Ferrari's Kimi Raikkonen in action. Photo: Action Images / Hoch Zwei
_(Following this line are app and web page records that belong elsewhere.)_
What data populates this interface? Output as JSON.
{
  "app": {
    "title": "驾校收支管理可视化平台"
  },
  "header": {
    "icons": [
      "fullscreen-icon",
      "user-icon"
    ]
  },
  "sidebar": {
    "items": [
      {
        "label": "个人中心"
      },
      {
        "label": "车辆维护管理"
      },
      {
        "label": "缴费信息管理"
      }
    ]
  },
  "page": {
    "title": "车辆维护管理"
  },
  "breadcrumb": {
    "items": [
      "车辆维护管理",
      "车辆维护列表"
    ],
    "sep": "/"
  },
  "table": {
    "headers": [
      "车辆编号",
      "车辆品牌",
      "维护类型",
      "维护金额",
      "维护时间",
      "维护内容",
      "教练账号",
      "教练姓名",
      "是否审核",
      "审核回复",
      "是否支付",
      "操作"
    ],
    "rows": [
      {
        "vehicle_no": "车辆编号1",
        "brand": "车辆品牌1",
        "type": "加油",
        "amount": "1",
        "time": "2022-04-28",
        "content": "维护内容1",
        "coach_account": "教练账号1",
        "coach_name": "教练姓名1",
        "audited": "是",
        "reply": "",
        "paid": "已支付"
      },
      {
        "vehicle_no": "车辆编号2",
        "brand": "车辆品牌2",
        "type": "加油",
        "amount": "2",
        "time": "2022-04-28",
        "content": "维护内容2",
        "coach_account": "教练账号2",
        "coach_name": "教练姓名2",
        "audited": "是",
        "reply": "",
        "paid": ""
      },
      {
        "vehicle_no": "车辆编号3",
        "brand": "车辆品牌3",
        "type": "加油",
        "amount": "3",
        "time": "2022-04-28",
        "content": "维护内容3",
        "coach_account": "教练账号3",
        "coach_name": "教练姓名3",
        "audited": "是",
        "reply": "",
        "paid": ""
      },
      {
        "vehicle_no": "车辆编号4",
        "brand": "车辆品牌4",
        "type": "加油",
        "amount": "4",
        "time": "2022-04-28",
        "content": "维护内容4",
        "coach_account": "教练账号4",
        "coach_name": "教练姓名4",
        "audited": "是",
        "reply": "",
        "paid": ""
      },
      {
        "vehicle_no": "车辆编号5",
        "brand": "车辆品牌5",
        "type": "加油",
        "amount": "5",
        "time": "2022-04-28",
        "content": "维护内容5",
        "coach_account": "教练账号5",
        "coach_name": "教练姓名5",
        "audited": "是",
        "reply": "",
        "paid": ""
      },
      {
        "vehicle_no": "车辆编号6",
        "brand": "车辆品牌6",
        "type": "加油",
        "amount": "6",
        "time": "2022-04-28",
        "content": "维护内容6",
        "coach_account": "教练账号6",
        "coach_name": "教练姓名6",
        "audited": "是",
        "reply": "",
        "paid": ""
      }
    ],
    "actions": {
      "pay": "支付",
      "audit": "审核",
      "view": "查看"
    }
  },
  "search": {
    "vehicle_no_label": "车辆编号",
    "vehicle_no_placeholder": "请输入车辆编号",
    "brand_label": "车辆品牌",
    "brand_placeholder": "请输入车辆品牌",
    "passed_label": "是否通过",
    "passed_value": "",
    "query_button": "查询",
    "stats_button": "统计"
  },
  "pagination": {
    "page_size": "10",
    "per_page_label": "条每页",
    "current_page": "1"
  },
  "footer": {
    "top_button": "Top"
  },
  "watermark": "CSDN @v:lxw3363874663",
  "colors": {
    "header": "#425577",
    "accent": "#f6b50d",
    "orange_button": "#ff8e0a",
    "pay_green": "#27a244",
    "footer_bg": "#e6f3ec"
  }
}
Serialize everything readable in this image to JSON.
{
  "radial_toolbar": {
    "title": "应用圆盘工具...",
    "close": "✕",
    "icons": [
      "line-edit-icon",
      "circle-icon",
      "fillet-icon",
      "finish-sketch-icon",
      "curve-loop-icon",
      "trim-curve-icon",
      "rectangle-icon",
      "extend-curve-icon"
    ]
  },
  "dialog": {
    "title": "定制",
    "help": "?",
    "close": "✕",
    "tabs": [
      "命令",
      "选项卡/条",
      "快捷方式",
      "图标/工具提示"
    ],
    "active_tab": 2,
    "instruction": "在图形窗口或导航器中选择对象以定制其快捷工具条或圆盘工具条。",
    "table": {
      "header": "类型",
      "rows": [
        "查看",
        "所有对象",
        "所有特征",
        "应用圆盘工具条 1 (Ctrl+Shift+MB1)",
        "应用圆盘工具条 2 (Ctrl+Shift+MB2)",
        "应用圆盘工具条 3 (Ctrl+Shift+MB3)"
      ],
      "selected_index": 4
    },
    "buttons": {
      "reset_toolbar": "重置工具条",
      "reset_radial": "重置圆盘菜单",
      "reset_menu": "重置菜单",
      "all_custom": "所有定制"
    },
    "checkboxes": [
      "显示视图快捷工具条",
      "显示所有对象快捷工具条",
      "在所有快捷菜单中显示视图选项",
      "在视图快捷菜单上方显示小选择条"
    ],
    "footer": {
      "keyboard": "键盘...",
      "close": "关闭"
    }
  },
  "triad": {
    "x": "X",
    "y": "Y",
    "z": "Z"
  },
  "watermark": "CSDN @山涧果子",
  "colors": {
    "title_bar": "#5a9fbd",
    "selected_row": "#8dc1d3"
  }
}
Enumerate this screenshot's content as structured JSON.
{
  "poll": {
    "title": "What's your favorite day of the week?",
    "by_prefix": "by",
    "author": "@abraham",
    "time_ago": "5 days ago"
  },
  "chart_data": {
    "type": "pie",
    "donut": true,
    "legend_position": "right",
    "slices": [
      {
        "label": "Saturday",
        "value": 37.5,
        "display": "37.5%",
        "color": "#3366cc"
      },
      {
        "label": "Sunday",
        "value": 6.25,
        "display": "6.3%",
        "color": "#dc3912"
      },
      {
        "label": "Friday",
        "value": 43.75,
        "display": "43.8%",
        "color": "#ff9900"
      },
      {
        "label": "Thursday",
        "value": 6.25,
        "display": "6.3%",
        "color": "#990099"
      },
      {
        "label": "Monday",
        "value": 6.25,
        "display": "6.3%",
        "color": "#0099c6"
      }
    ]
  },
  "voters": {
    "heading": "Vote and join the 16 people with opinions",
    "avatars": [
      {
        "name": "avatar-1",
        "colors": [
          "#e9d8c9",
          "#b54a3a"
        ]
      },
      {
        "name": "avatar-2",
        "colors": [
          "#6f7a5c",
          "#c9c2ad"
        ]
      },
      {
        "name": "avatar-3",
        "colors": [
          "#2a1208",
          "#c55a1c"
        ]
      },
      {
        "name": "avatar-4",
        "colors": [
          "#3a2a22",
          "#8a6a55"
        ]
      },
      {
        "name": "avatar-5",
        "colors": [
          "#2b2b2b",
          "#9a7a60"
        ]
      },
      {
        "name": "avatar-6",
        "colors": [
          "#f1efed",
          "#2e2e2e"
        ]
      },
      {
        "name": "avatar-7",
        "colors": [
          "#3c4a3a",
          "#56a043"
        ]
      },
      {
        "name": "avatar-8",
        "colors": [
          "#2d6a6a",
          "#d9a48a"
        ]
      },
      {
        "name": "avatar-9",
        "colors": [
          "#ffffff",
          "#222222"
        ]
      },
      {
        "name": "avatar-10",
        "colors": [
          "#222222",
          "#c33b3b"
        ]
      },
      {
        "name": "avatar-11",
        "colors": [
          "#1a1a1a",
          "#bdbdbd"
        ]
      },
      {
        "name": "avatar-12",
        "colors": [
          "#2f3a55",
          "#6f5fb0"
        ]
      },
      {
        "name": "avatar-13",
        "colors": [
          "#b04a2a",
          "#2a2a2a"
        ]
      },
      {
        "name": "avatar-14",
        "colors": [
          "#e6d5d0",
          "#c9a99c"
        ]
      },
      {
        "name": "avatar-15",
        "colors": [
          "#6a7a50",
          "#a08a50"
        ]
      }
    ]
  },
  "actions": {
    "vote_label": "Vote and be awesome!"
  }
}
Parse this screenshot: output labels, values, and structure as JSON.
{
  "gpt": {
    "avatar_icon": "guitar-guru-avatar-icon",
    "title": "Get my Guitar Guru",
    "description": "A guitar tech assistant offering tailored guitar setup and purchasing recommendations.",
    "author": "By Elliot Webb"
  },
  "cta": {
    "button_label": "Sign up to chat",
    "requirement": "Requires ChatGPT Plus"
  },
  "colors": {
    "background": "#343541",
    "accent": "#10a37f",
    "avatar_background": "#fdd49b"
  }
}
MONZA: The glass was half full for Ferrari team boss Maurizio Arrivabene after Sunday's Italian Grand Prix, even if Kimi Raikkonen filled it almost to the brim before sloshing the contents around. With Sebastian Vettel taking second place in his first race in Italy in red Ferrari overalls, the home team could hold their heads high even if they never came close to catching Lewis Hamilton's Mercedes. Raikkonen, Ferrari's 2007 world champion, had outqualified Vettel and started on the front row to the delight of a legion of tifosi -- including Italian Prime Minister Matteo Renzi and Ferrari chairman Sergio Marchionne. Then it all went wrong. The Finn was left standing as everyone else pulled away, cars veering around him to the left and right, before getting going and entering the first corner in last place. He ended up fifth after a strong fightback, helped by a rare Mercedes engine failure that denied Nico Rosberg a place on the podium. Ferrari remained second overall in the constructors' championship, with Mercedes disappearing into the distance. "Yesterday, Kimi had done a great qualifying and we were all pleased," said Arrivabene. "Today he got, most probably, messed up a bit, we need still to check but most probably messed up a bit with the finger (in releasing the clutch). "But during the race he overtook many, many other cars and his race was fantastic I have to say." So too was Vettel's race, with the four times world champion thrilled to be back on the Monza podium and in front of the heaving wave of cheering fans spilling out of the stands onto the pit straight. "It’s the best second place I ever had. The emotions on the podium are incredible," the German told reporters. "If we take this (circuit) away from the calendar for any... money reasons I think you are basically ripping our hearts out." The circuit, which has hosted races since the 1920s and featured on the calendar in every season but one since the world championship started in 1950, faces an uncertain future with its current contract ending next year. Raikkonen, a fan favourite, said he had never experienced a start problem like Sunday's before and had not done anything different to usual. "Obviously it's not ideal," said the Finn with his usual understatement. "You’re in a good position for the start and then after a few seconds we were last so the front row didn’t help us a lot did it? "The weekend has been good apart from that issue and then obviously its fine to get back to fifth, when you start from second place, with that kind of start."